Cleopatra’s power surrounds the pair of 16 foot granite statues. The Ptolemaic queen and king stood watch over the Temple of Amen at Heracleion, then rested beneath the sea for nearly 2000 years. The pair were raised from their underwater resting place and now stand tall amid Gallery 4 artifacts.
-Gallery 5- Alexandria
A sphinx, a statue of Isis and other items from Cleopatra’s private temple bring an air of mystery to Gallery 5. The Ptolemaic era artifacts were raised from the site of Cleopatra’s palace at Alexandria.
-Gallery 6- The Beauty of Cleopatra
The dark seductive granite figure at the edge of the gallery is headless yet mesmerizing. Adorned as Isis, the female form represents a Ptolemaic queen. Also on display is a papyrus document scientists believe to have been executed by Cleopatra’s own hand.
-Gallery 7- Search for the Tomb of Cleopatra and Antony
Dr. Zahi Hawass is still leading the search for Mark Antony and Cleopatra’s tomb. Gallery 7 contains artifacts uncovered during his land based excavations at the temple complex at Taposiris Magna. A stone head on display in this gallery is believed to portray Cleopatra.
-Gallery 8- The Legend
Many actresses played the role of Cleopatra over the years. The final gallery contains a montage of movie clips and images reflecting the world’s fascination with the queen.
The Cleopatra Exhibition represents a resume of achievement any modern woman would proudly claim. Cleopatra IV was the last in the Ptolemaic line to rule Egypt as a Pharaoh. History reveals her as a Navy commander, an author, a head of state and a scholar with a mastery of 7 languages. Her beauty and charm conquered the hearts of Roman rulers, Julius Caesar and Mark Antony. Affairs with the two men produced 4 children and consolidated Roman and Egyptian power for nearly two decades.
Cleopatra was so mighty a woman, Roman rival, Octavian, sought to destroy her. She deprived him of that satisfaction by taking her own life then ordering her body hidden where it has yet to be found. After her death, Romans erased most evidence of her existence and left history with the myth of Cleopatra as a wanton temptress. The exhibition, “Cleopatra: The Search for the Last Queen of Egypt,” presents new and important evidence that sheds light on who she really was.
Where and When
The Cleopatra exhibition was organized by National Geographic and Arts and Exhibitions International.

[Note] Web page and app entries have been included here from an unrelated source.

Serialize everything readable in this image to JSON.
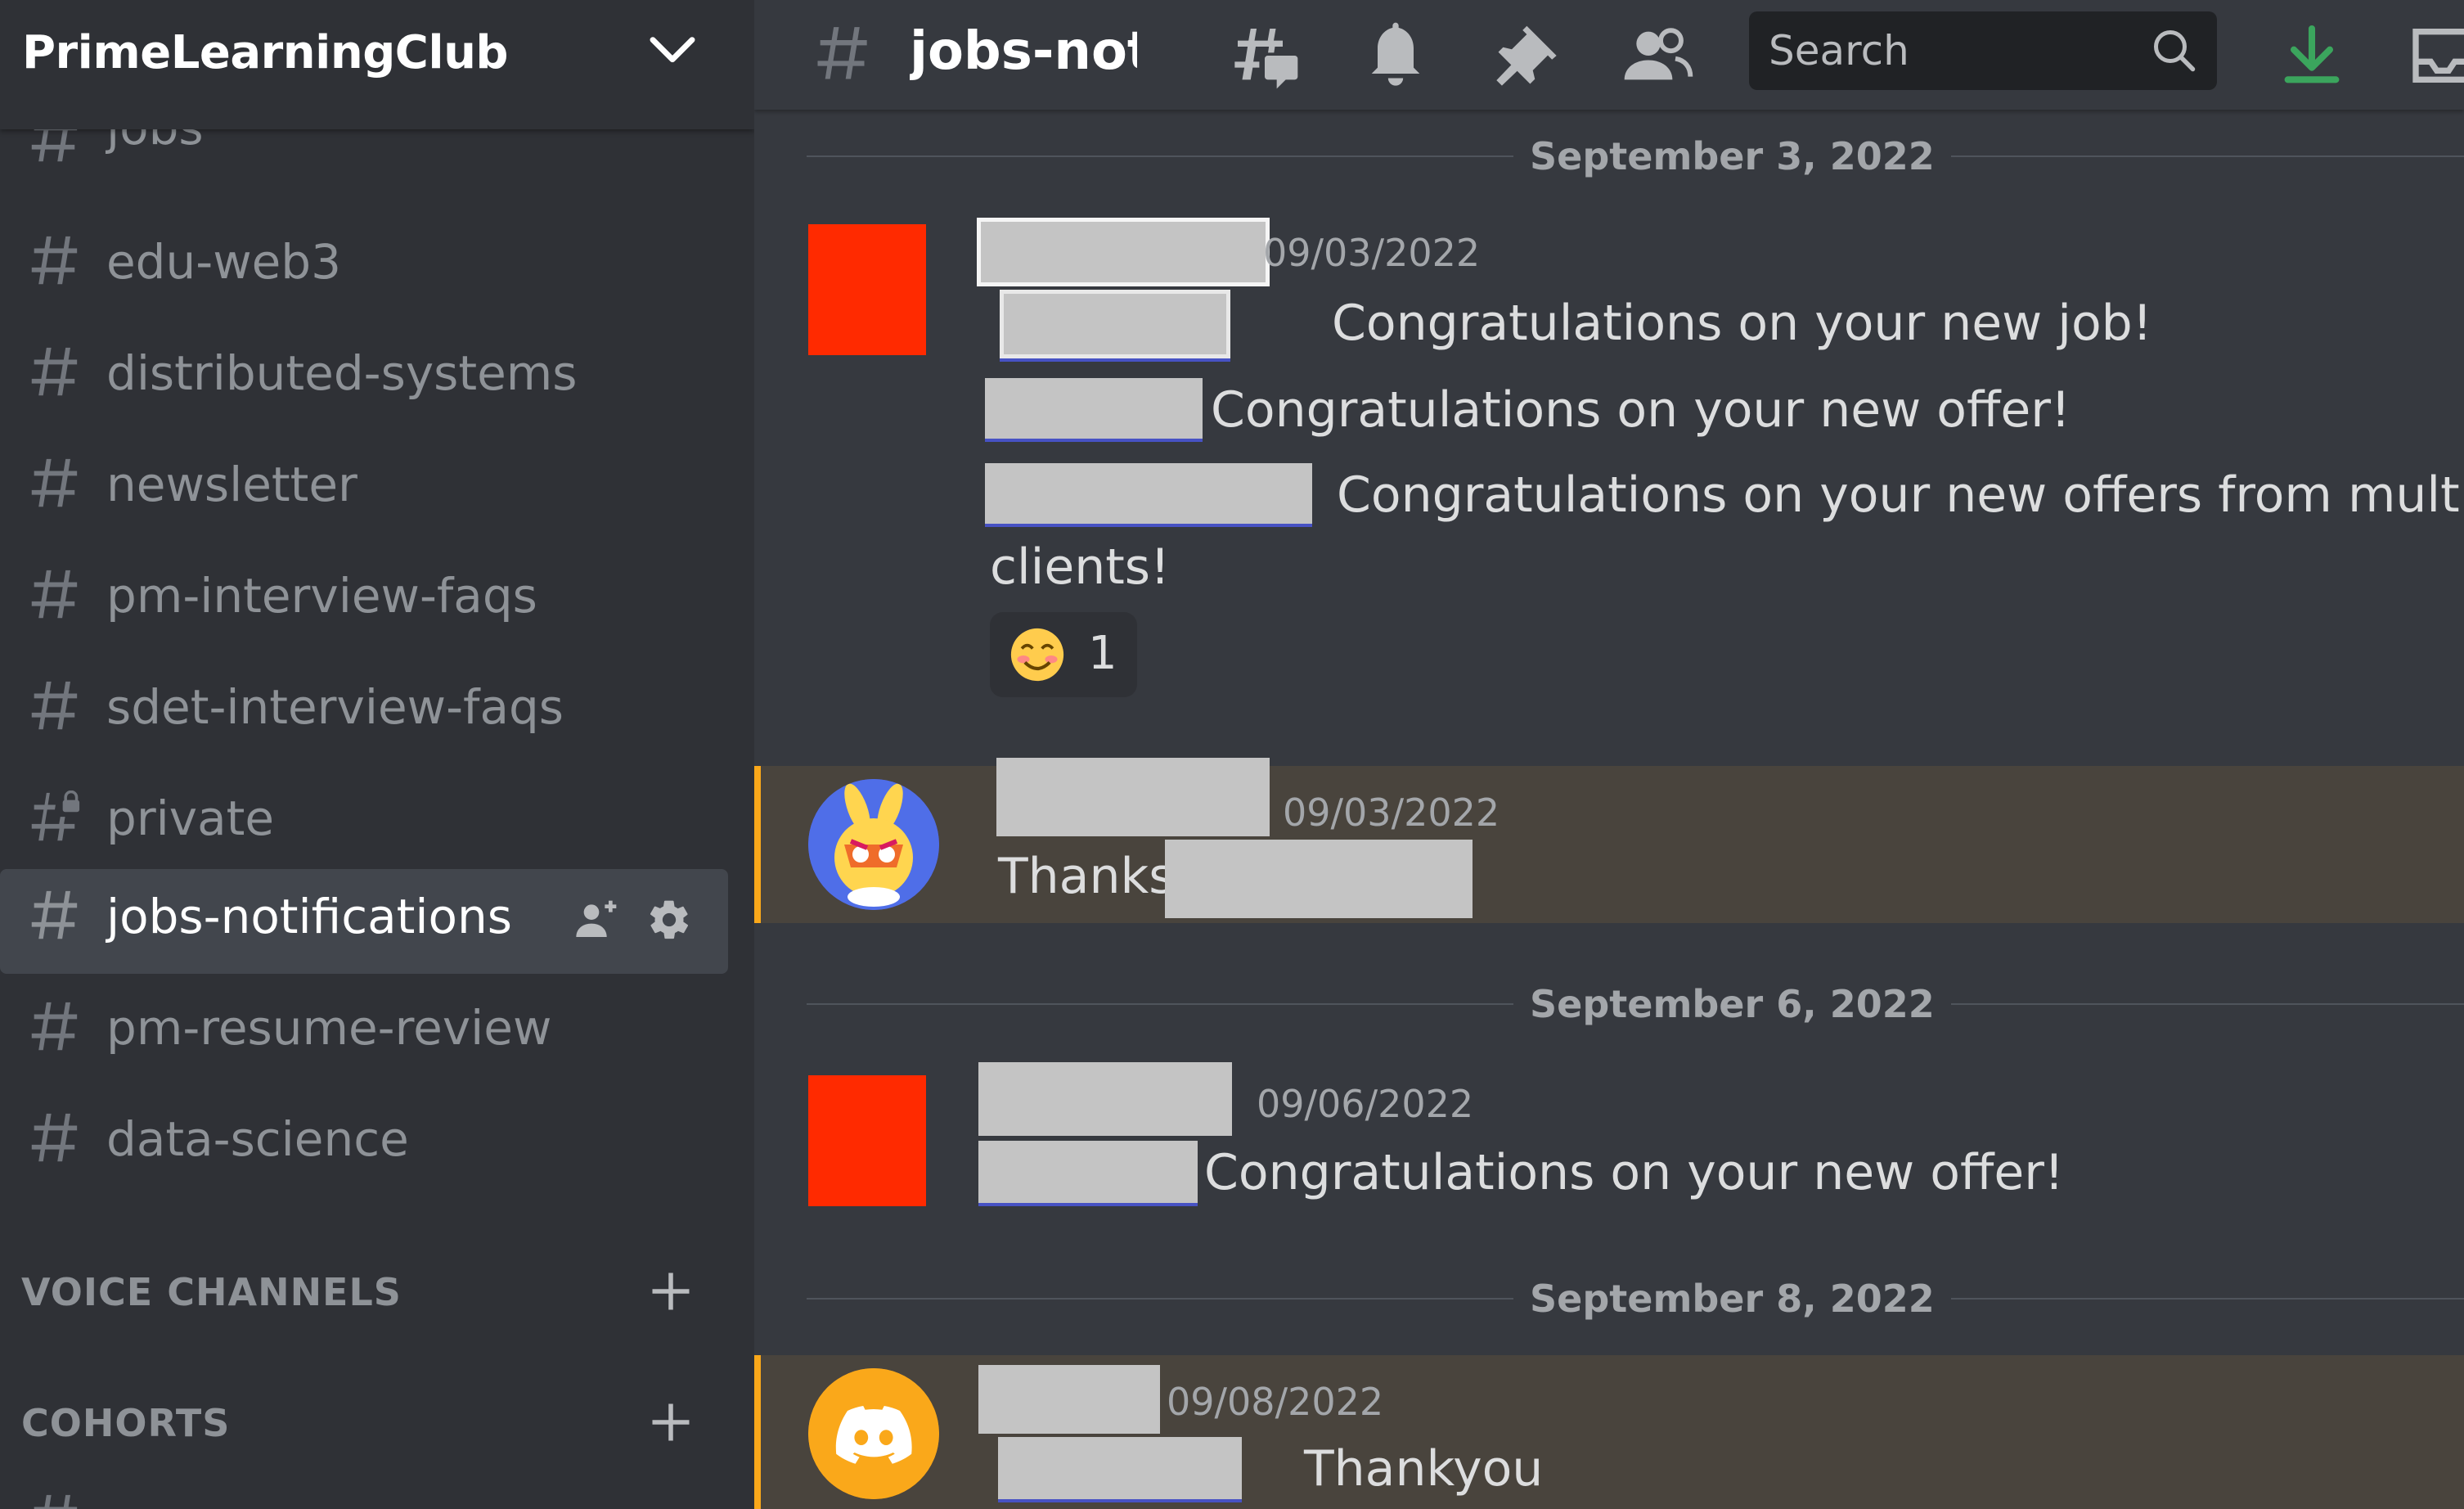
{
  "server": {
    "name": "PrimeLearningClub"
  },
  "channels": [
    {
      "name": "jobs",
      "type": "text"
    },
    {
      "name": "edu-web3",
      "type": "text"
    },
    {
      "name": "distributed-systems",
      "type": "text"
    },
    {
      "name": "newsletter",
      "type": "text"
    },
    {
      "name": "pm-interview-faqs",
      "type": "text"
    },
    {
      "name": "sdet-interview-faqs",
      "type": "text"
    },
    {
      "name": "private",
      "type": "private"
    },
    {
      "name": "jobs-notifications",
      "type": "text",
      "selected": true
    },
    {
      "name": "pm-resume-review",
      "type": "text"
    },
    {
      "name": "data-science",
      "type": "text"
    }
  ],
  "categories": {
    "voice": "VOICE CHANNELS",
    "cohorts": "COHORTS"
  },
  "topbar": {
    "channel_title": "jobs-notifications",
    "search_placeholder": "Search",
    "icons": [
      "threads-icon",
      "bell-icon",
      "pin-icon",
      "members-icon",
      "search-icon",
      "download-icon",
      "inbox-icon"
    ]
  },
  "messages": {
    "divider_1": "September 3, 2022",
    "m1": {
      "timestamp": "09/03/2022",
      "line1": "Congratulations on your new job!",
      "line2": "Congratulations on your new offer!",
      "line3": "Congratulations on your new offers from multiple",
      "line3b": "clients!",
      "reaction_count": "1"
    },
    "m2": {
      "timestamp": "09/03/2022",
      "text": "Thanks"
    },
    "divider_2": "September 6, 2022",
    "m3": {
      "timestamp": "09/06/2022",
      "text": "Congratulations on your new offer!"
    },
    "divider_3": "September 8, 2022",
    "m4": {
      "timestamp": "09/08/2022",
      "text": "Thankyou"
    }
  },
  "colors": {
    "sidebar_bg": "#2f3136",
    "chat_bg": "#36393f",
    "highlight_bg": "#49443d",
    "highlight_border": "#faa81a",
    "download_accent": "#3ba55d",
    "avatar_red": "#ff2a00",
    "discord_orange": "#faa81a"
  }
}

After a world premier at the Franklin Institute in Philadelphia, Pennsylvania, it is now open at the Cincinnati Museum Center. The exhibition will continue until September 5, 2011.
The Cincinnati Museum Center’s Cleopatra experience will include lectures, spring break day camps, summer day camps, a book club, a girls night out and other activities in honor of the queen’s visit to the Queen City. For more information or tickets, visit cincymuseum.org or call 513-287-7000.
Cleopatra Exhibition at the Cincinnati Museum Center
“Cleopatra: The Exhibition” Media Kit